By: M.C.McBride Mon, 31 Oct 2011 03:47:56 +0000 I would agree that ABC, NBC, and especially Fox do not provide much of anything useful on their evening broadcasts. CNBC is good, but they have abandon any attempt to critique many flawed economic dogmas.
If you are getting your information from several high quality online sources and viewing all articles with a skeptical mind there is an almost overwhelming level of information available. Which creates the need that is still not quite met –a high quality relevant news cast. I am rooting for Reuters.

By: emk Sat, 29 Oct 2011 16:23:20 +0000 Koppel is right. The media today is a shadow of its former self. Thats not to say the media was great back then, but it was much better. Compare coverage of the Vietnam war and the Iraqi invasion. The former was more or less independent, the latter completely embedded.

The fact that there are more choices available today does not change the fact that Koppel is right. The information is there today if people care to look. But that has always been true. Even with the narrower mediascape back then, the information was always there for those who cared to dig it up.

The question though is why that information is not in the mainstream sources that reach most people? The bottom line for me is the following. A person who got their news primarily from mainstream sources, radio, TV and newspaper thirty years ago was a better and more informed consumer than they would be doing the same thing today.

So today we have access to the internet and the foreign press and to be as well informed as that citizen of 30 years ago you have to go to the foreign press today. Reading your local daily, listening to the radio and watching the major networks and cable news channels, won’t cut it anymore.


By: KETE Sat, 29 Oct 2011 13:54:56 +0000 Ted is right. Media fixation on cases like Cassey Anthony, Terry Schiavo, Kardashians, indicate that Murdoch has made all of them behave like New York Post, tabloid news. What has no long lasting impact except 30 second headline news.
So challenging Ted is like acting as teenager who do not like what to do at that age. Why not analyze and understand where he is coming for. What he is trying to say and have a conversation. Ted has a point and needs to be respected.

By: OFA7 Sat, 29 Oct 2011 13:00:00 +0000 As a child of the sixties and ever observant of the sound bite evolution, I am disappointed, in the least, and “mad as all hell”.

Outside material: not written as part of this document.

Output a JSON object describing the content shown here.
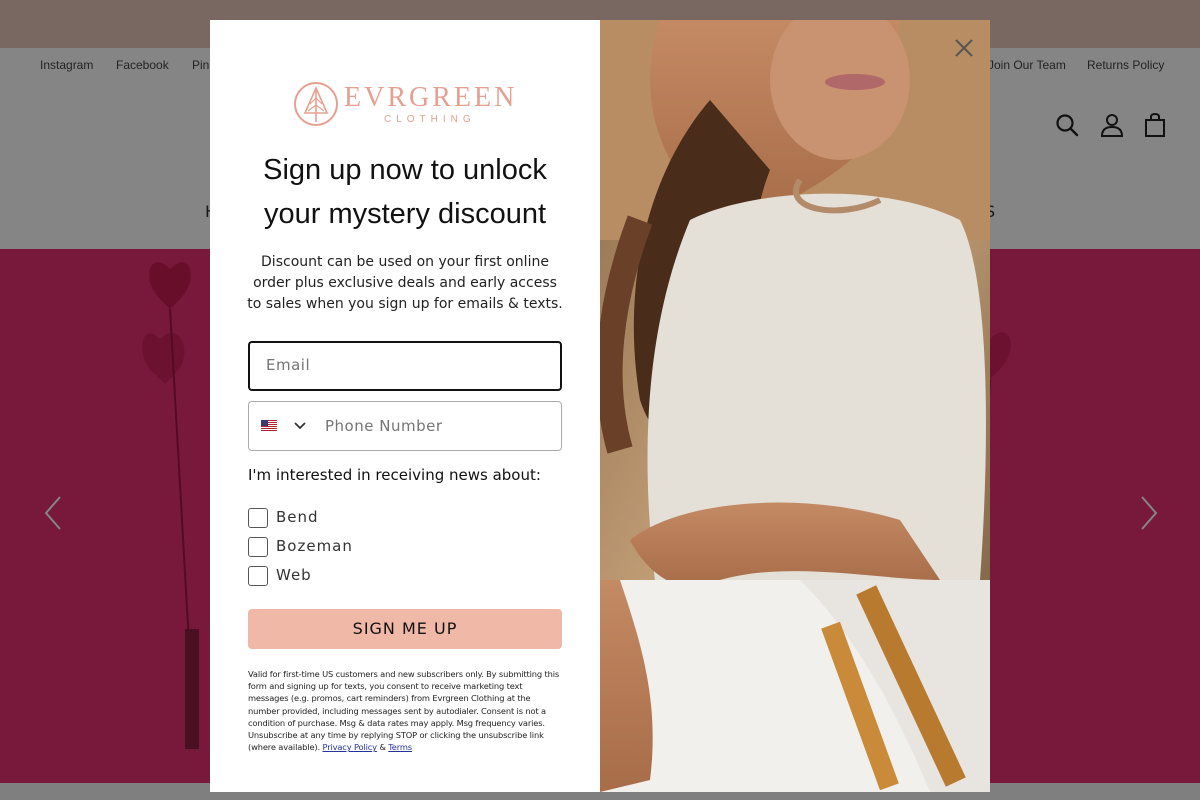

For those who rely solely on broadcast media, I am concerned. They are led to opinion without meaningful discussion. When it does appear it is a programming slot and not a concerted effort of the broadcast media to bring to light a full story in digestible segments.

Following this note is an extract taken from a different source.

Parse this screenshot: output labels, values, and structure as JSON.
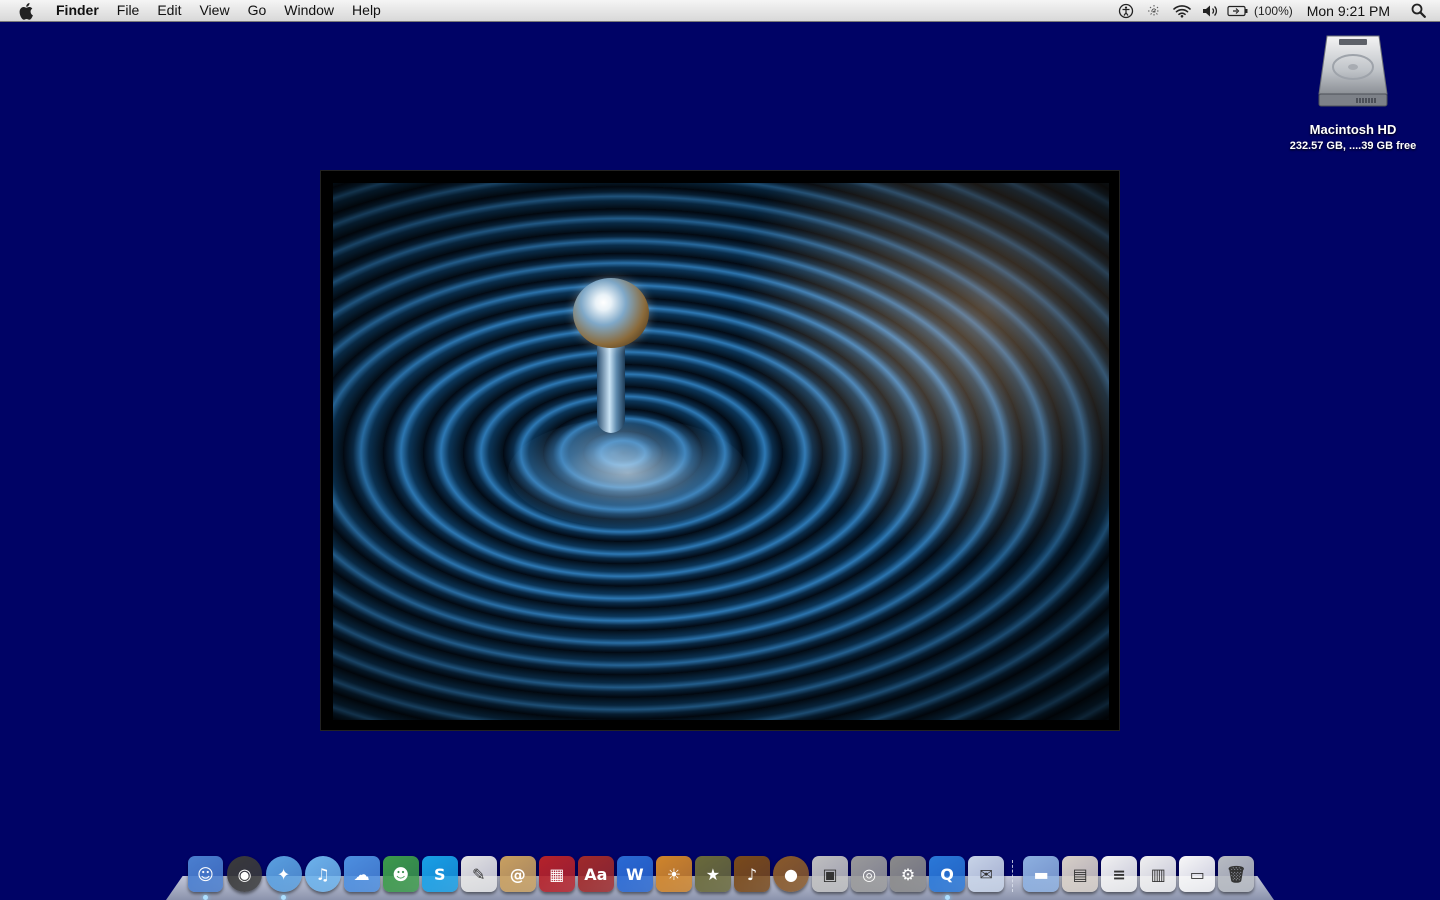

If you were Walter Cronkite or Edward R Murrow how would describe broadcast media content today?

By: mahadragon Sat, 29 Oct 2011 08:26:12 +0000 Ditto to all the comments previous. This guy Jack Shafer is the one who is misguided, not Ted Koppel. Most of these comments are right on the mark. The media coverage today is far from an “endless high quality banquet”. It’s certainly a banquet, but the quality is another matter entirely.